EARTHGANG Rock House, Register Voters at Warsaw in Brooklyn

            Despite the internet crumbling the borders between hip-hop and nearly every other genre, thus vastly altering the hip-hop landscape, Atlanta has remained the stable frontrunner of emerging talent every year. Some might associate Atlanta exclusively with the trap music that dominates much of the radio waves, but the sounds leaving the city are as varied as the genre itself.

            One act that has toiled in the underground for years, only to recently begin to find some traction in the game, is duo EARTHGANG, consisting of rappers Johnny Venus, aka Olu, and WowGr8, aka Doctur Dot. The pair began their careers as a part of Spillage Village, a collective formed at Hampton University in Virginia, and made up of members from Atlanta and Baltimore. Ever since, they have hooked up with many artists, created several projects, and then finally released their major label debut last year in 2019 with Mirrorland. The duo and friends went on tour, stopping all throughout the country, and ending up in Brooklyn, NY, at Warsaw on February 13.

EARTHGANG is composed of members Olu (left) and Doctur Dot. (Photo by Jack M. Angelo for StayUp.News).

            Before EARTHGANG could grace the stage however, there were three listed openers. The first to perform was fellow Spillage Village member and Baltimore native Jurdan Bryant. Spitting socially conscious bars over somewhat jazzy boom-bap type beats, Bryant fit well into the bill of the evening. He engaged the audience in his performing, several times jumping into the pit to get a closer interaction with them. The set was very short, but managed to get the heads bobbing in the crowd, and warm them up for what was next.

Jurdan Bryant was a little embarrassed when it turned out he and the venue wore the same outfit. (Photo by Jack M. Angelo for StayUp.News)

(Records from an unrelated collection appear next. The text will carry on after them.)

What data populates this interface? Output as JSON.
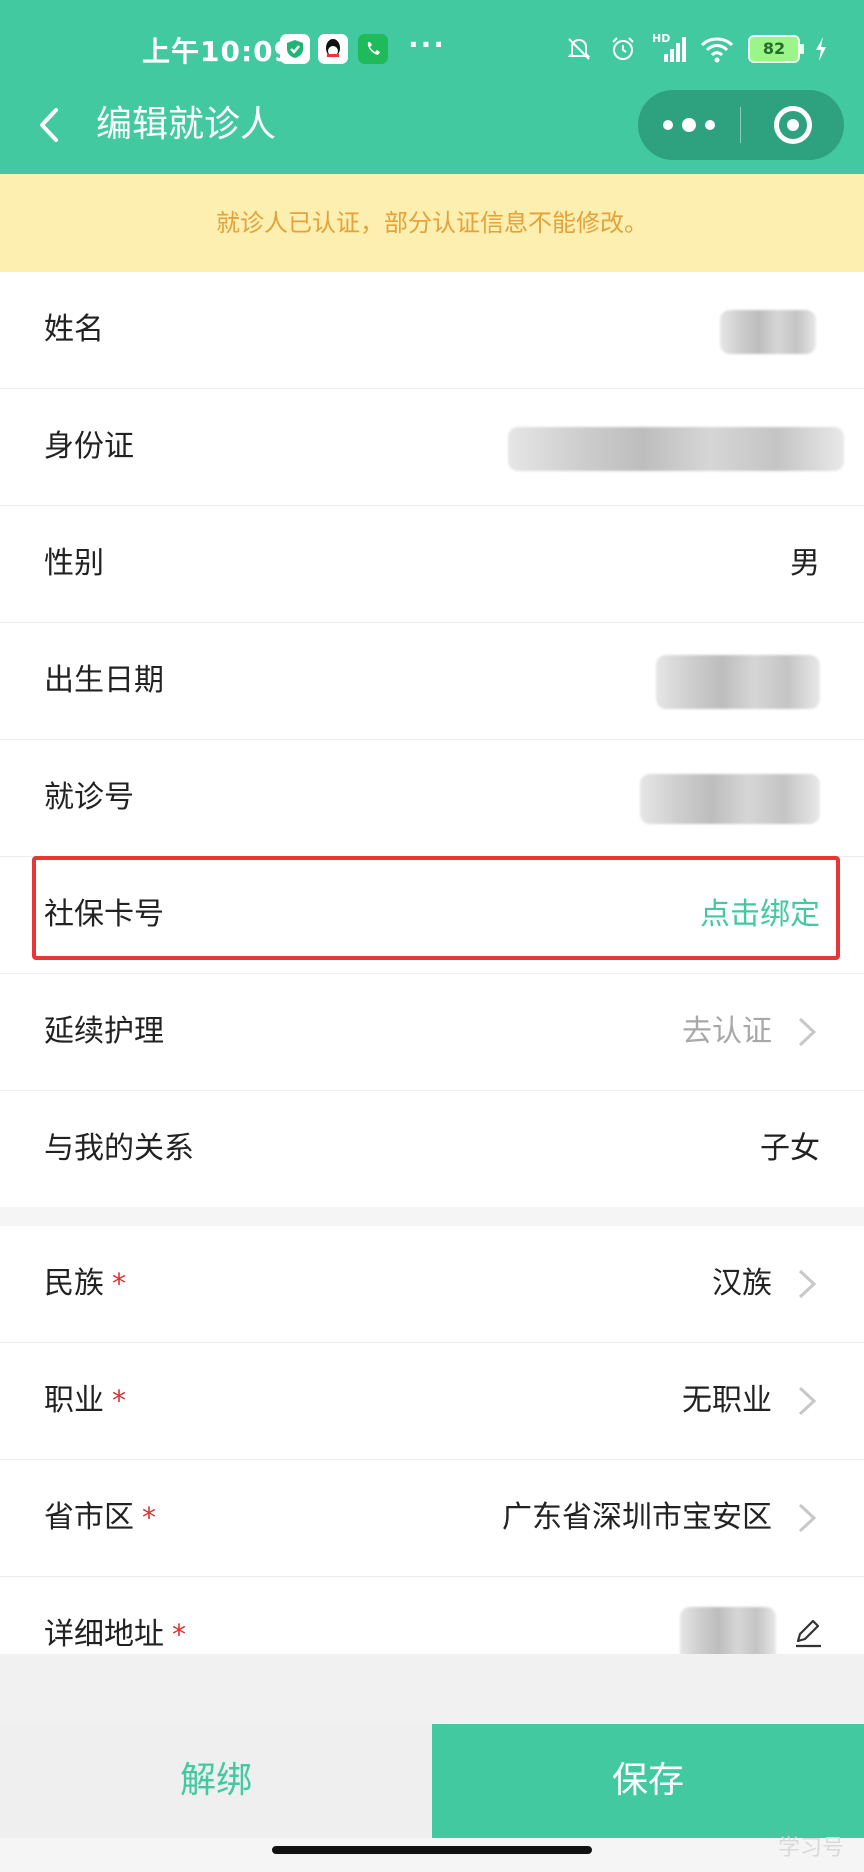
{
  "status_bar": {
    "time": "上午10:09",
    "more_dots": "···",
    "battery": "82",
    "signal_label": "HD"
  },
  "nav": {
    "title": "编辑就诊人"
  },
  "notice": "就诊人已认证，部分认证信息不能修改。",
  "fields_group1": [
    {
      "label": "姓名",
      "value": ""
    },
    {
      "label": "身份证",
      "value": ""
    },
    {
      "label": "性别",
      "value": "男"
    },
    {
      "label": "出生日期",
      "value": ""
    },
    {
      "label": "就诊号",
      "value": ""
    },
    {
      "label": "社保卡号",
      "value": "点击绑定"
    },
    {
      "label": "延续护理",
      "value": "去认证"
    },
    {
      "label": "与我的关系",
      "value": "子女"
    }
  ],
  "fields_group2": [
    {
      "label": "民族",
      "required": "*",
      "value": "汉族"
    },
    {
      "label": "职业",
      "required": "*",
      "value": "无职业"
    },
    {
      "label": "省市区",
      "required": "*",
      "value": "广东省深圳市宝安区"
    },
    {
      "label": "详细地址",
      "required": "*",
      "value": ""
    }
  ],
  "buttons": {
    "unbind": "解绑",
    "save": "保存"
  },
  "watermark": "学习号",
  "colors": {
    "primary": "#43c9a0",
    "notice_bg": "#fdefb0",
    "notice_text": "#e3a23a",
    "required": "#d93030",
    "highlight": "#e63636"
  }
}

            Second to perform was Portland, Oregon native Wynne. Decked out in a racecar shirt and Winnie-the-Pooh pants, she wasted no time in demonstrating to the audience that she is to be taken seriously. She puts on an energetic show, all the while displaying some impressively dexterous flows. The audience seemed to appreciate whenever her rapping picked up speed, and it only took a song or two to win over most of the audience. Much of the crowd had filled out by this point, and the 15-minute set entertained them throughout.

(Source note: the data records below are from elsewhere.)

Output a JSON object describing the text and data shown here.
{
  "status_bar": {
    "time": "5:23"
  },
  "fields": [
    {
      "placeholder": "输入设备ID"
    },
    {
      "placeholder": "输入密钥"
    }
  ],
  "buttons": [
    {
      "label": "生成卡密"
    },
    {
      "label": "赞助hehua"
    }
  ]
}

Oregon’s Wynne won the crowd over with her dexterous flows. (Photo by Jack M. Angelo for StayUp.News).

            The final opener of the night was Chicago-based, Alabama-born Mick Jenkins. Much of the audience was clearly familiar with Jenkins, as they were able to sing along to many of the hooks of his best known songs, such as “‘Carefree’ Black Boy.” Jenkins’s more laid back approach to performance matched his music well, and did not bring the energy of the audience down, but rather shifted it. The audience understood Jenkins’ low-key yet confident demeanor. A longer set than the other openers, Mick had the chance to dig back into his somewhat deep discography, which many fans in the audience seemed to appreciate.

Mick Jenkins closed out the openers, treating the crowd to a review of his deep discography. (Photo by Jack M. Angelo for StayUp.News).

            Finally, with all the openers having warmed the audience up, it was time for EARTHGANG. Before the duo took the stage, however, a video played on a screen on stage. The video consisted of the two group members encouraging the audience to make sure they are registered to vote, and directing them to several areas in the venue where people could register. After a few quick songs from EARTHGANG’s DJ, the two finally graced the audience with their presence.

Olu of EARTHGANG owns that medallion and you don’t. Deal with it. (Photo by Jack M. Angelo for StayUp.News).

            The outfits that EARTHGANG wore were beautiful, and frankly not worth describing in words when there are pictures available. Olu’s intricate top did not stay on long, but still managed to make a statement. What transpired from here was nothing less than a fantastical party hosted by EARTHGANG. Aided by ever shifting digital visuals behind them, the duo performed their hearts out each song. Between most songs, they also took the time to address the audience, speaking to them, interacting with them, and generally hyping them up. Their long set list entertained the audience for a lengthy performance, and went through several eras of EARTHGANG in the process.

EARTHGANG’s Doctur Dot would like you to vote. (Photo by Jack M. Angelo for StayUp.News).

            What EARTHGANG is doing is making good music backed up by solid fundamentals, and apparently having a great time while doing it. The pure joy at an EARTHGANG show is palpable. So much energy goes into the performance that it’s hard not to enjoy the experience. EARTHGANG has created a great live experience that matches the energy of their music.

EARTHGANG’s Olu. (Photo by Jack M. Angelo for StayUp.News).